Johnson, who teaches Race, Bioethics, and the Law, “fostered a strong sense of belonging among the graduate student cohort, allowing them to thrive academically, professionally, and personally,” according to the award announcement.
Johnson joined the visiting assistant professor program — which prepares emerging scholars for success in the legal academy with two- or three-year faculty appointments, research support and feedback, and an opportunity to hone their teaching skills — in 2022. Her scholarship lies at the intersection of health policy, bioethics, race, and the law, where she studies implicit biases and explicit discrimination in the delivery of healthcare throughout the United States.
In July, she was selected by Duke’s Office of Interdisciplinary Studies for a Wilhelmina M. Reuben-Cooke Culturally Responsive Pedagogy and Practices Fellowship. The fellowship, named after one of the first African American undergraduates admitted to Duke, is awarded to faculty who propose projects examining issues of social justice, health equity, and environmental racism.
Professor of the Practice of Law Charles J. Dunlap, Jr., a retired Air Force major general, was the 2022 recipient of the International Society of Military Ethicists’ highest honor.
Dunlap received the Brigadier General Malham M. Wakin, USAF (Ret.) Founders Award for lifetime achievement and service in the field of ethics and the military profession at the organization’s annual conference. It was only the third time the award has been given.
The society’s president, Lt. Gen. Chris Miller, USAF (Ret.), presented Dunlap with the award, citing his leadership “in and out of the uniform as a thinker and a doer.” George Lucas, distinguished chair of ethics emeritus at the U.S. Naval Academy, called Dunlap “a force of nature,” recapping his career and contributions to the broader understanding of ethics and law in national security and military service.
Dunlap retired from the Air Force in 2010 after a 34-year career in the Judge Advocate General Corps. At Duke Law he teaches courses including National Security Law, International Law of Armed Conflict, and Use of Force in International Law.
As executive director of the Law School’s Center on Law, Ethics and National Security, Dunlap annually organizes the National Security Law, or LENS, Conference, which attracts top speakers and leaders from the military, government, think tanks, and business. The 28th annual LENS Conference was held in February.

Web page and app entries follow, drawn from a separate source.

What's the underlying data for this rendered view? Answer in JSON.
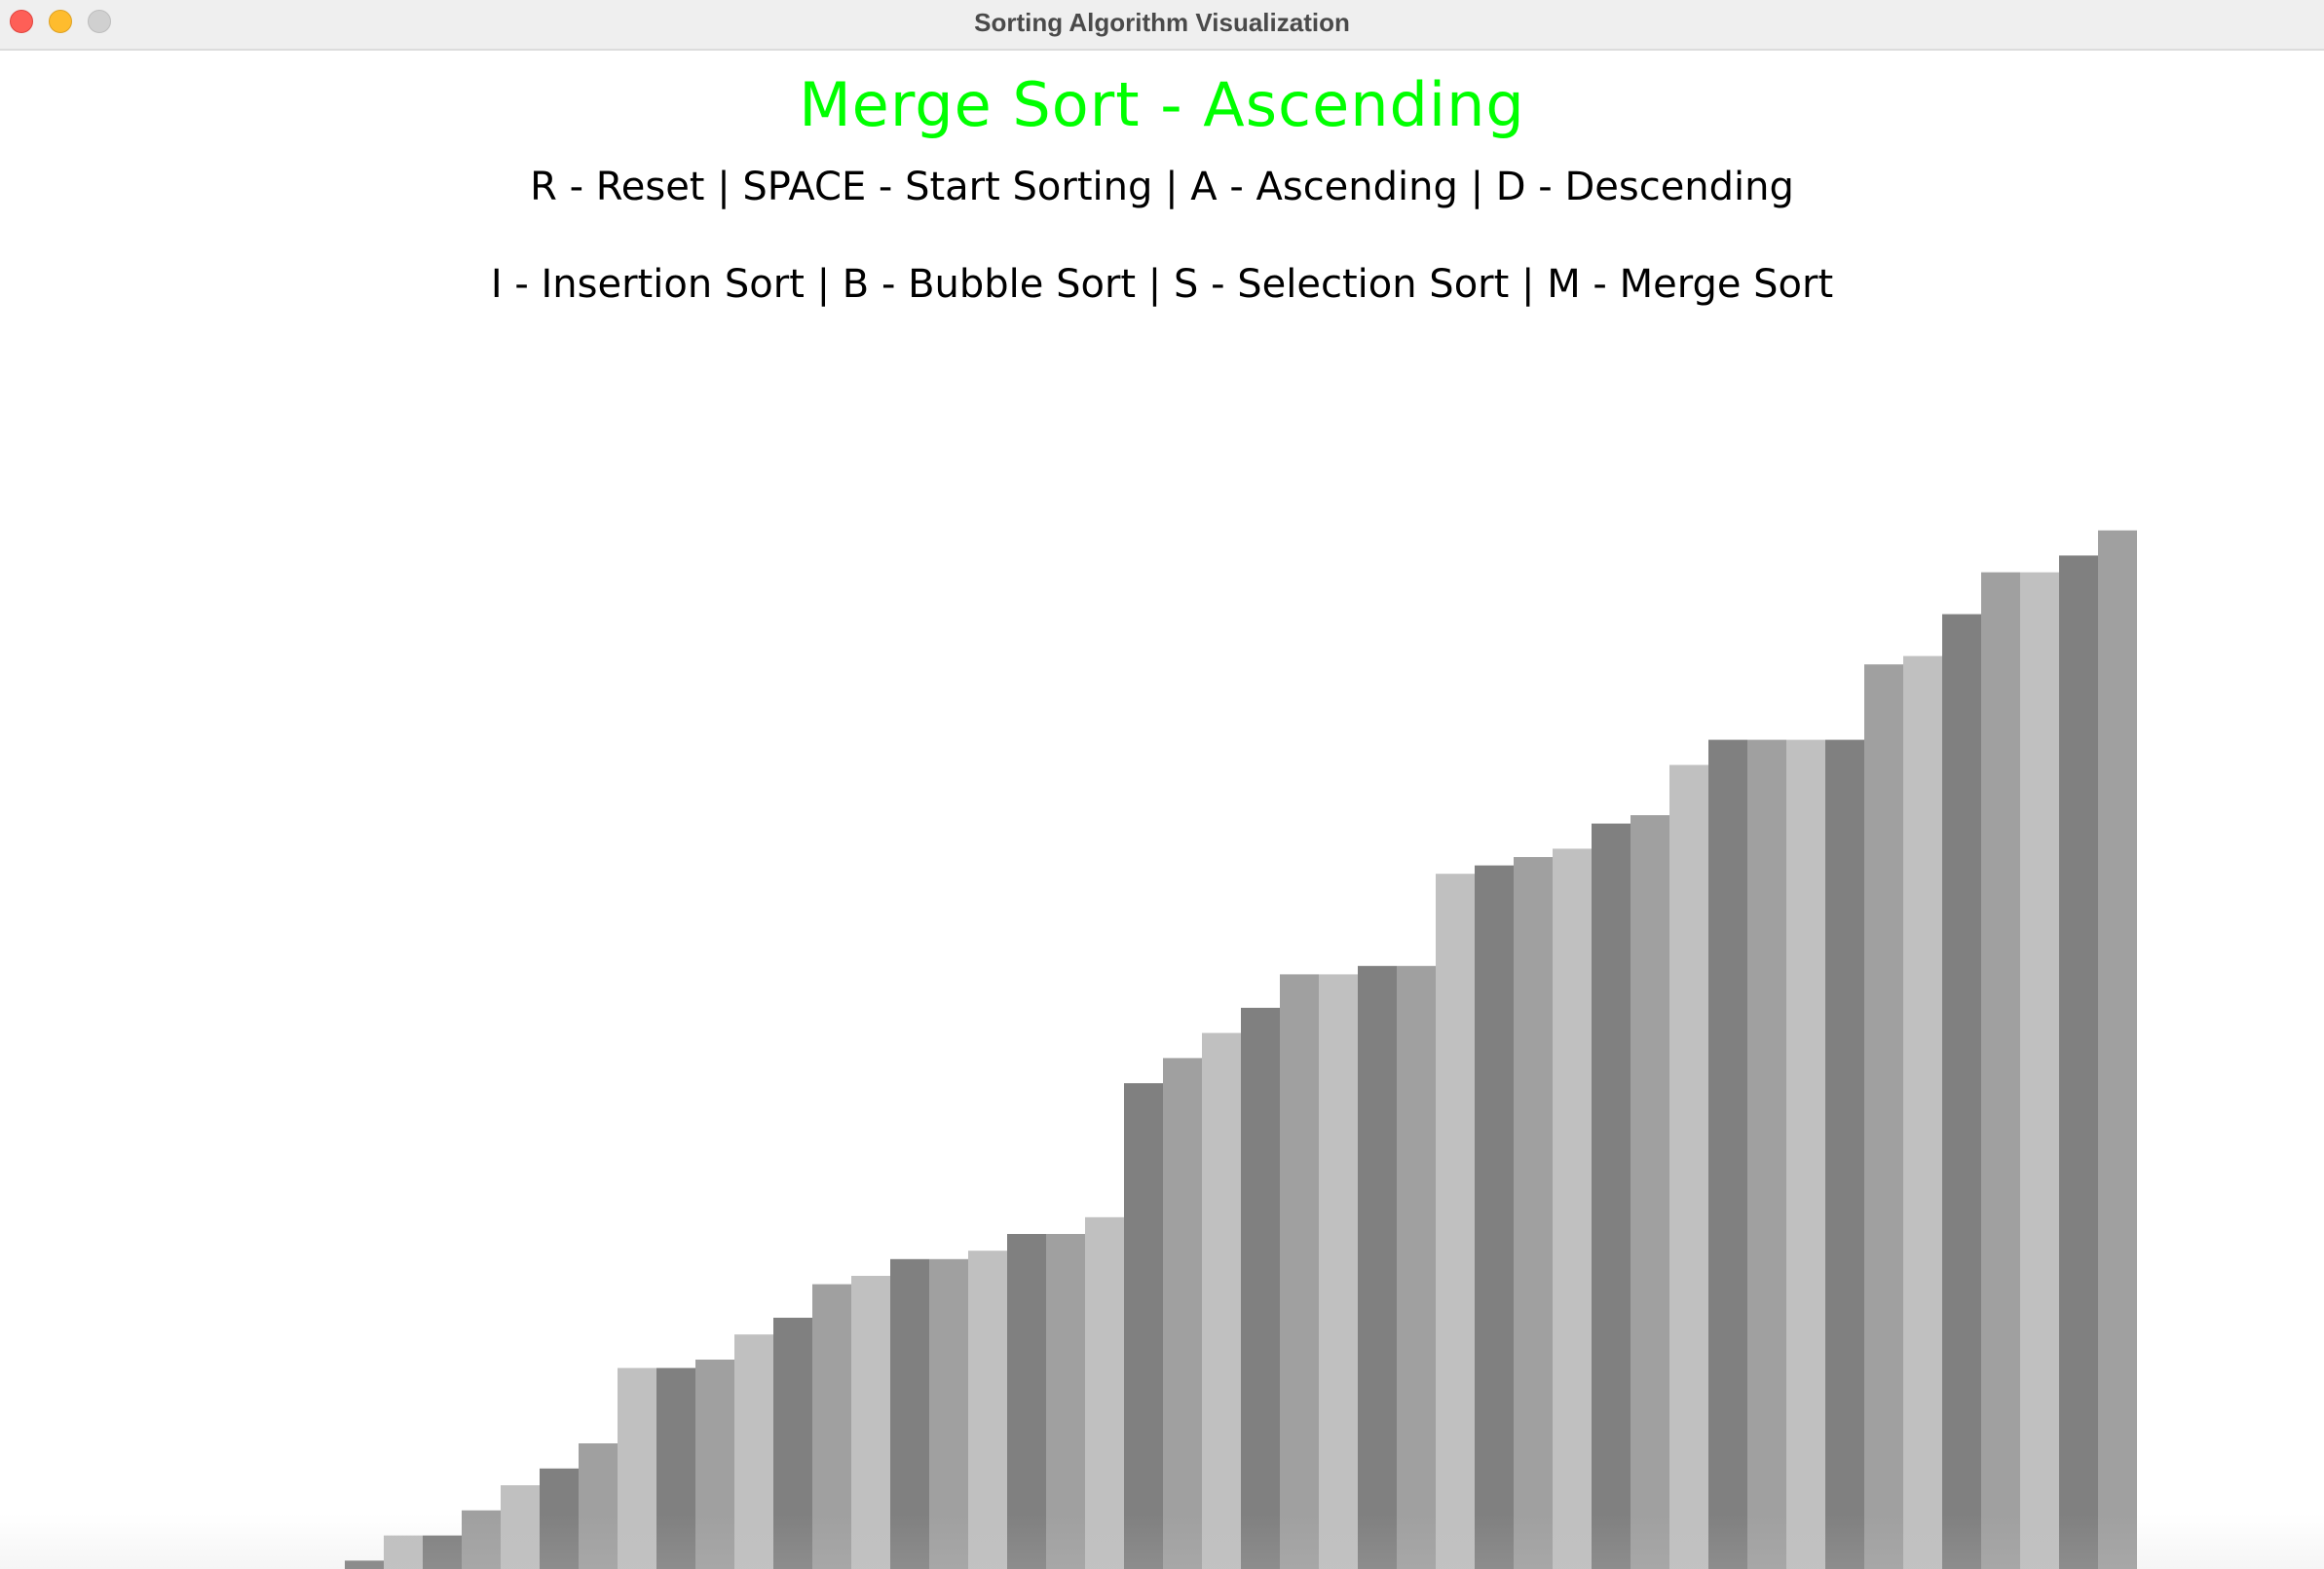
{
  "window": {
    "title": "Sorting Algorithm Visualization"
  },
  "header": {
    "algorithm_title": "Merge Sort - Ascending",
    "controls_line_1": "R - Reset | SPACE - Start Sorting | A - Ascending | D - Descending",
    "controls_line_2": "I - Insertion Sort | B - Bubble Sort | S - Selection Sort | M - Merge Sort"
  },
  "colors": {
    "title": "#00ff00",
    "text": "#000000",
    "bar_shades": [
      "#808080",
      "#a0a0a0",
      "#c0c0c0"
    ]
  },
  "chart_data": {
    "type": "bar",
    "sorted_order": "ascending",
    "values": [
      1,
      4,
      4,
      7,
      10,
      12,
      15,
      24,
      24,
      25,
      28,
      30,
      34,
      35,
      37,
      37,
      38,
      40,
      40,
      42,
      58,
      61,
      64,
      67,
      71,
      71,
      72,
      72,
      83,
      84,
      85,
      86,
      89,
      90,
      96,
      99,
      99,
      99,
      99,
      108,
      109,
      114,
      119,
      119,
      121,
      124
    ],
    "shade_index": [
      0,
      2,
      0,
      1,
      2,
      0,
      1,
      2,
      0,
      1,
      2,
      0,
      1,
      2,
      0,
      1,
      2,
      0,
      1,
      2,
      0,
      1,
      2,
      0,
      1,
      2,
      0,
      1,
      2,
      0,
      1,
      2,
      0,
      1,
      2,
      0,
      1,
      2,
      0,
      1,
      2,
      0,
      1,
      2,
      0,
      1
    ],
    "ylim": [
      0,
      125
    ]
  }
}
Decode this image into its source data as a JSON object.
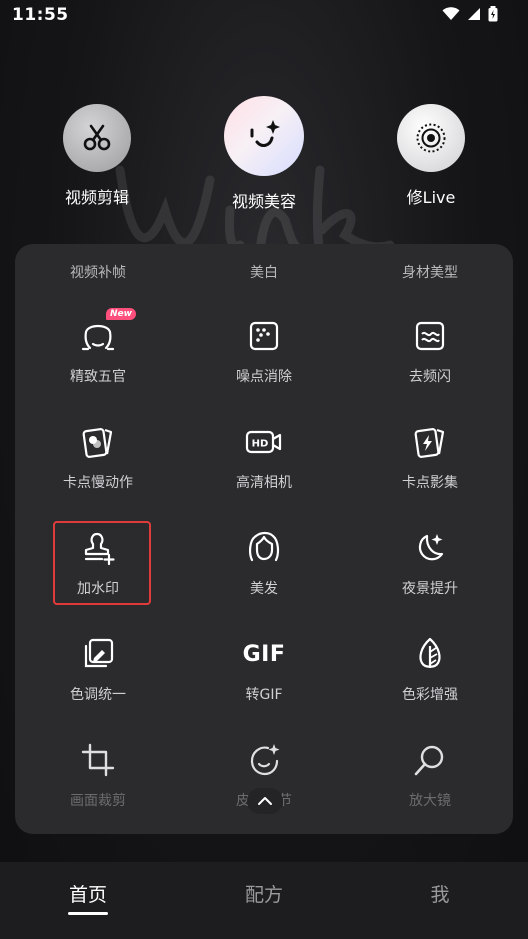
{
  "status_bar": {
    "time": "11:55"
  },
  "top_tools": [
    {
      "label": "视频剪辑",
      "icon": "scissors-icon"
    },
    {
      "label": "视频美容",
      "icon": "face-sparkle-icon"
    },
    {
      "label": "修Live",
      "icon": "live-photo-icon"
    }
  ],
  "panel": {
    "groups": [
      "视频补帧",
      "美白",
      "身材美型"
    ],
    "tools": [
      {
        "label": "精致五官",
        "icon": "face-outline-icon",
        "badge": "New"
      },
      {
        "label": "噪点消除",
        "icon": "noise-dots-icon"
      },
      {
        "label": "去频闪",
        "icon": "flicker-wave-icon"
      },
      {
        "label": "卡点慢动作",
        "icon": "slowmo-cards-icon"
      },
      {
        "label": "高清相机",
        "icon": "hd-camera-icon"
      },
      {
        "label": "卡点影集",
        "icon": "lightning-cards-icon"
      },
      {
        "label": "加水印",
        "icon": "stamp-add-icon"
      },
      {
        "label": "美发",
        "icon": "hair-icon"
      },
      {
        "label": "夜景提升",
        "icon": "moon-sparkle-icon"
      },
      {
        "label": "色调统一",
        "icon": "color-picker-icon"
      },
      {
        "label": "转GIF",
        "icon": "gif-icon",
        "icon_text": "GIF"
      },
      {
        "label": "色彩增强",
        "icon": "leaf-contrast-icon"
      },
      {
        "label": "画面裁剪",
        "icon": "crop-icon"
      },
      {
        "label": "皮肤细节",
        "icon": "skin-sparkle-icon"
      },
      {
        "label": "放大镜",
        "icon": "magnifier-icon"
      }
    ]
  },
  "bottom_nav": [
    {
      "label": "首页",
      "active": true
    },
    {
      "label": "配方",
      "active": false
    },
    {
      "label": "我",
      "active": false
    }
  ],
  "colors": {
    "panel_bg": "#2b2b2e",
    "highlight": "#e03b3b",
    "badge": "#ff4f7c"
  }
}
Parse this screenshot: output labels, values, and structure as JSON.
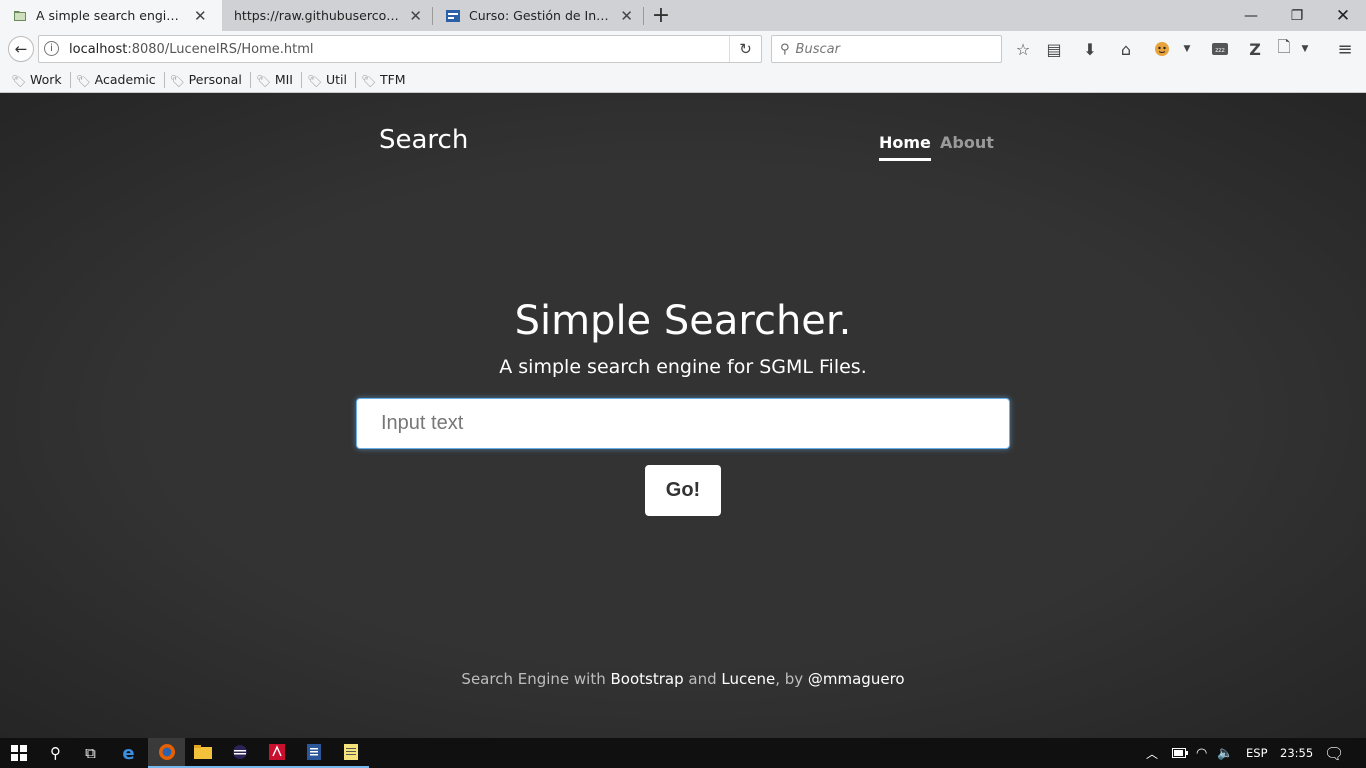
{
  "browser": {
    "tabs": [
      {
        "title": "A simple search engine with",
        "icon": "book-icon"
      },
      {
        "title": "https://raw.githubusercontent.c",
        "icon": ""
      },
      {
        "title": "Curso: Gestión de Informaci",
        "icon": "moodle-icon"
      }
    ],
    "url_host": "localhost",
    "url_rest": ":8080/LuceneIRS/Home.html",
    "search_placeholder": "Buscar",
    "bookmarks": [
      "Work",
      "Academic",
      "Personal",
      "MII",
      "Util",
      "TFM"
    ]
  },
  "site": {
    "brand": "Search",
    "nav": {
      "home": "Home",
      "about": "About"
    },
    "heading": "Simple Searcher.",
    "subheading": "A simple search engine for SGML Files.",
    "input_placeholder": "Input text",
    "button": "Go!",
    "footer": {
      "prefix": "Search Engine with ",
      "bootstrap": "Bootstrap",
      "and": " and ",
      "lucene": "Lucene",
      "by": ", by ",
      "author": "@mmaguero"
    }
  },
  "taskbar": {
    "language": "ESP",
    "time": "23:55"
  },
  "colors": {
    "page_bg": "#333333",
    "input_focus": "#66afe9"
  }
}
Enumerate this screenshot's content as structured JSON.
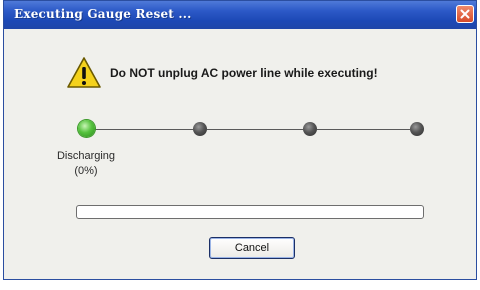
{
  "window": {
    "title": "Executing Gauge Reset ...",
    "close_icon": "close-icon"
  },
  "warning": {
    "icon": "warning-icon",
    "text": "Do NOT unplug AC power line while executing!"
  },
  "steps": {
    "items": [
      {
        "state": "active"
      },
      {
        "state": "pending"
      },
      {
        "state": "pending"
      },
      {
        "state": "pending"
      }
    ],
    "current_label_line1": "Discharging",
    "current_label_line2": "(0%)"
  },
  "progress": {
    "percent": 0
  },
  "buttons": {
    "cancel_label": "Cancel"
  },
  "colors": {
    "titlebar": "#2c59c7",
    "active_step": "#55c23d",
    "inactive_step": "#555555",
    "window_bg": "#f0f0ec"
  }
}
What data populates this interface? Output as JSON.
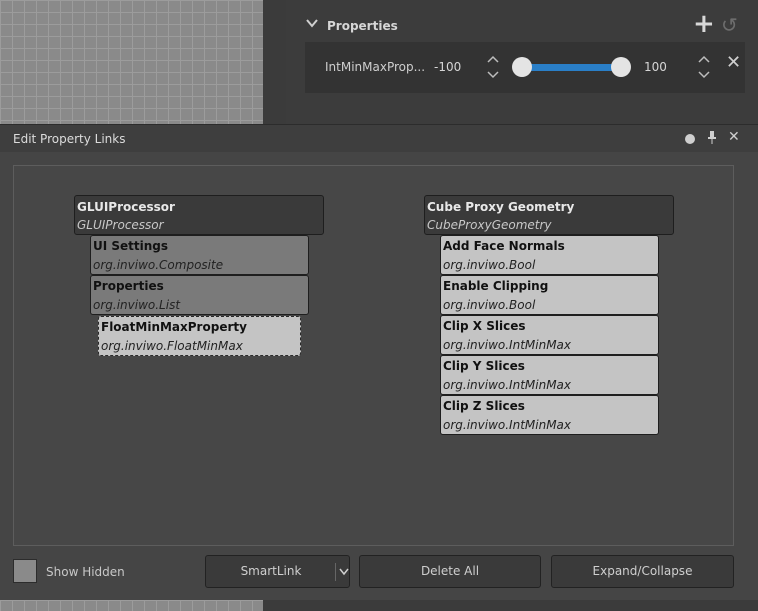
{
  "property_panel": {
    "section_title": "Properties",
    "row": {
      "label": "IntMinMaxProp...",
      "min_value": "-100",
      "max_value": "100"
    }
  },
  "dialog": {
    "title": "Edit Property Links",
    "source_processor": {
      "name": "GLUIProcessor",
      "class": "GLUIProcessor",
      "properties": [
        {
          "name": "UI Settings",
          "class": "org.inviwo.Composite"
        },
        {
          "name": "Properties",
          "class": "org.inviwo.List"
        }
      ],
      "sub_property": {
        "name": "FloatMinMaxProperty",
        "class": "org.inviwo.FloatMinMax"
      }
    },
    "target_processor": {
      "name": "Cube Proxy Geometry",
      "class": "CubeProxyGeometry",
      "properties": [
        {
          "name": "Add Face Normals",
          "class": "org.inviwo.Bool"
        },
        {
          "name": "Enable Clipping",
          "class": "org.inviwo.Bool"
        },
        {
          "name": "Clip X Slices",
          "class": "org.inviwo.IntMinMax"
        },
        {
          "name": "Clip Y Slices",
          "class": "org.inviwo.IntMinMax"
        },
        {
          "name": "Clip Z Slices",
          "class": "org.inviwo.IntMinMax"
        }
      ]
    },
    "footer": {
      "show_hidden_label": "Show Hidden",
      "smartlink_label": "SmartLink",
      "delete_all_label": "Delete All",
      "expand_collapse_label": "Expand/Collapse"
    }
  },
  "icons": {
    "collapse": "chevron-down-icon",
    "add": "plus-icon",
    "reset": "undo-icon",
    "remove": "close-icon",
    "float": "dot-icon",
    "pin": "pin-icon",
    "close": "close-icon"
  },
  "colors": {
    "slider_accent": "#2a7fc8"
  }
}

Stanley A. Star Distinguished Professor of Law and Business Steven L. Schwarcz provided expert testimony to members of the U.S. House of Representatives Financial Services Committee who met May 18 to discuss legislative proposals to regulate stablecoins.
Schwarcz’s written testimony was presented to members of the House Subcommittee on Digital Assets, Financial Technology, and Inclusion for the hearing titled “Putting the Stable in Stablecoins: How Legislation Will Help Stablecoins Achieve Their Promise.” Stablecoins such as Tether and Binance Coin are a form of digital currency that are tied to the value of another asset, most commonly the U.S. dollar, to provide price stability in often volatile digital currency markets.
Schwarcz, one of the world’s foremost scholars in commercial, contract, and bankruptcy law and a pioneer in the field of asset securitization, has written and spoken widely on regulating digital currencies, including decentralized commercial cryptocurrencies and Central Bank Digital Currencies issued and backed by a government entity. In July, he chaired a panel titled “Regulating Global Stablecoins and other Cryptocurrencies” at the 2023 meeting of the United Nations-sponsored World Law Congress and gave written and oral testimony on “Vertical Integration of Crypto and Digital Asset Markets” to the Commodity Futures Trading Commission’s Market Risk Advisory Committee.